DUNNELLON, FL – January 8, 2021, marked the 65th anniversary of what, at the time, appeared to be one of the worst missionary tragedies in modern history. Nate Saint, Ed McCully, Peter Flemming, Roger Youderian, and Jim Elliot sacrificed their lives attempting to share the Gospel with the Waodoni Indian tribe (formerly known as the Auca) in Ecuador.
The Lord turned the tragic deaths of those five young men in a powerful ministry into one of the greatest evangelistic triumphs of our time. Elizabeth Elliot (Jim’s widow) and Rachel Saint (Nate’s sister) continued to pursue the mission of reaching the tribe. Many of the indigenous people became followers of Christ as a result.
In 1994, the Waodoni invited Nate’s son, Steve, to come and live with and disciple the tribe. During his time in Ecuador, Steve learned that “his best friend in the world,” a native named Mincaye, was the man who had killed his father. What is more, Mincaye had become a Christian with a burning desire to share the comfort and joy of the Gospel of Jesus Christ with others.
Steve spent much of his time trying to figure out what he and other believers could do for the Waodoni. When he asked the Christian leaders of the tribe, they replied that they did not want missionaries to “do things” for them. They preferred that the missionaries “teach them” how to do things only the missionaries knew how to do.
The natives wanted to learn skills that would sustain them during the times no missionaries were in the field. They wanted to learn how to do the things the missionaries had been doing so that they could leverage those skills to reach other tribes in the area.

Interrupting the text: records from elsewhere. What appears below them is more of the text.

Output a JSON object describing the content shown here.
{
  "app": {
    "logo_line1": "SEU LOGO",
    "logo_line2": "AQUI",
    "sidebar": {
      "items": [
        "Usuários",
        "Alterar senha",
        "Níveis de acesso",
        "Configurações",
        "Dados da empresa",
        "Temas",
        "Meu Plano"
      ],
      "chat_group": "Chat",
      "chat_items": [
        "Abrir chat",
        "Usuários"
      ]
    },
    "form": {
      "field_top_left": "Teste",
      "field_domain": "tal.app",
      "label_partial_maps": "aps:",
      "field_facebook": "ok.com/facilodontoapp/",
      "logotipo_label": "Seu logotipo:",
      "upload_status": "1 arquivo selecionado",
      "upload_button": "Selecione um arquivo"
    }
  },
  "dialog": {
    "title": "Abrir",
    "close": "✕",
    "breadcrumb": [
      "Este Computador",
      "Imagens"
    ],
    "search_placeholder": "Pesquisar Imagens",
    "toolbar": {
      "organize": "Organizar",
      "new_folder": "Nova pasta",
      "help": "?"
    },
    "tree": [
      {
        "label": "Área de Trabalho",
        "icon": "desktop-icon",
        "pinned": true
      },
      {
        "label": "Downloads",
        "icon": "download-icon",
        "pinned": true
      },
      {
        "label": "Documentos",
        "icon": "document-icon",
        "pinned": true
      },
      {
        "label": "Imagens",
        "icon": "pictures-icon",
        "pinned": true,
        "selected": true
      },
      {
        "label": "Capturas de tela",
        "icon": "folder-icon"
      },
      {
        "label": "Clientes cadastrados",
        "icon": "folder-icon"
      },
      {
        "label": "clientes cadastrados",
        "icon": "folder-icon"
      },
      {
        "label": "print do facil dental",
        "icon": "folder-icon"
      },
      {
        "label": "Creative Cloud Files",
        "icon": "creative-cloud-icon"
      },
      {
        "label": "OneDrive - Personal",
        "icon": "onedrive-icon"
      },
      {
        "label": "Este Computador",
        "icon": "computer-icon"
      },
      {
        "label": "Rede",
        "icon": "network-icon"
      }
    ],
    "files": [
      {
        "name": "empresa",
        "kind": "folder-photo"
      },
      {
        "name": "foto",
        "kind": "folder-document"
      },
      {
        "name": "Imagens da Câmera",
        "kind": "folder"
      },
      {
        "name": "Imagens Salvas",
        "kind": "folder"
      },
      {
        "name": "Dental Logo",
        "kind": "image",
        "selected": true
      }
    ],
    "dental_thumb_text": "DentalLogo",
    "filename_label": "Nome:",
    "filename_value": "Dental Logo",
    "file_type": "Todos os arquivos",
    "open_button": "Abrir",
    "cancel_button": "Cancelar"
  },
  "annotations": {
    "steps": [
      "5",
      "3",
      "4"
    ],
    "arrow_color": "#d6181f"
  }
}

That led to Steve establishing ITEC (Indigenous People’s Technology and Education Center) in 1996. Steve is on the board of directors. His son, Jaime, is ITEC’s executive director.
The Big Difference
ITEC partners with like-minded organizations to groom short-term mission teams to equip native followers of Christ with skills not necessarily taught by missionaries. Short-term mission teams traveling under the auspices of ITEC require several months of strategizing and preparing to maximize the impact of the training of mature native believers to use that training to share the Gospel.
ITEC specializes in six realms of training, including agricultural, film, and mechanical training as well as in eyesight, medical, and dental training. While other agencies often do these things for the native people, ITEC trains those people in these disciplines.
Think about dental care, for instance. While it is nice to have an occasional visiting dental clinic, most dental problems do not schedule themselves around clinic dates. When a tooth aches, it aches NOW! With ITEC’s program,
“Indigenous Christ-following students learn basic dental skills (like extractions) from our team of professional dentists and dental assistants. They must learn and demonstrate a minimum level of proficiency in dentistry to obtain their certification. They are then encouraged to use the skills to share the love of Jesus by helping locals with basic dental problems.”
Along with dental training, ITEC provides trainees with a portable dental chair, instruments, and sanitizing equipment. The patented ITEC dental chair weighs only 25 pounds and can fit into most 30” suitcases. The chair can be positioned for the most comfortable position for the patient and the dentist.
It takes about three weeks to ensure that the newly-trained “dental technicians” are adequately proficient in operating independently.
When ITEC and its partner ministries leave the field, they leave the people behind with new and critical skill sets.
Visit the ITEC website to learn more about the other areas in which they train mature, indigenous Christ-followers with new ways to introduce the Gospel to unbelievers. You will be amazed.